In the first session since the acquisition was announced late on Friday, HKEx shares slipped as much as 4.5 per cent to an intraday low of HK$107.30, their biggest percentage fall since 4 June. The benchmark Hang Seng Index was up 1.6 per cent.
HKEx, the world’s second-biggest bourse by market value, is paying 58 times LME’s adjusted 2011 earnings to get access to the commodities trading platform, which it sees as key for fuelling future growth as the pace of IPOs slows.
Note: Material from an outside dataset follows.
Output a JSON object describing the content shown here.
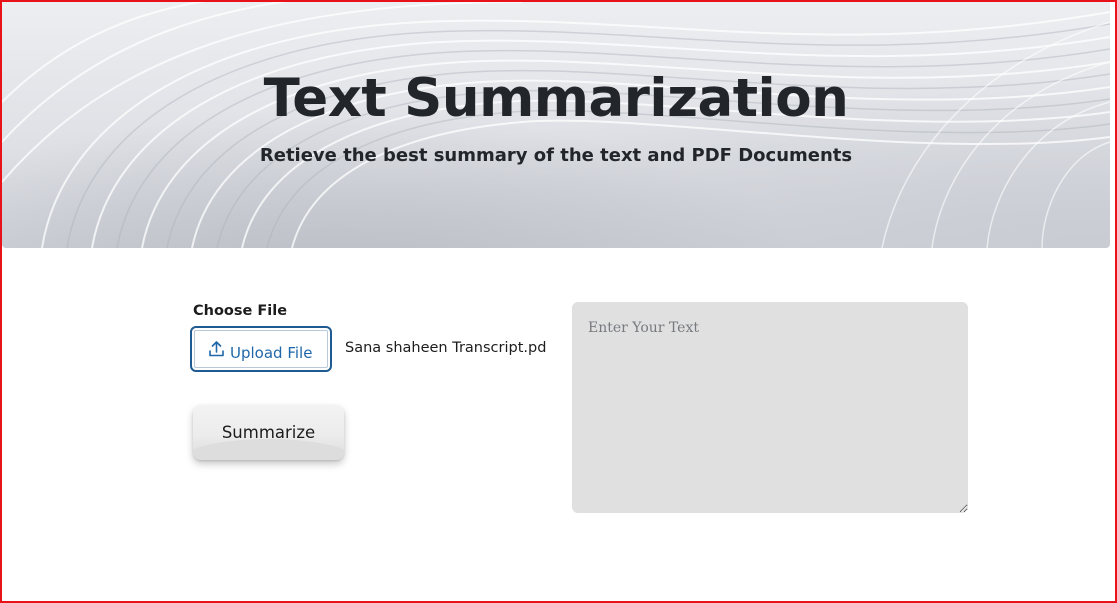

This compares with a price-to-earnings (PE) average of 37.4 for similar deals in the past, according to Credit Suisse estimates.
The LME made a net profit of just £7.7m last year due to its constrained-profit model.
“The question is: have you seen a successful merger of exchanges before. I haven’t. Not to mention at 58 times FY11 PE ratio (paid),” said one HKEx shareholder, who declined to be identified because of the sensitivity of the issue.
Meanwhile, China Development Bank (CDB) emerged yesterday as the surprise bankroller behind the £1.4bn bid, according to reports in IFR, which said CDB had leant $1.8bn to HKEx through a three-year bilateral facility.
The loan is expected to replace a bridge facility provided by a consortium including Deutsche Bank, HSBC and UBS.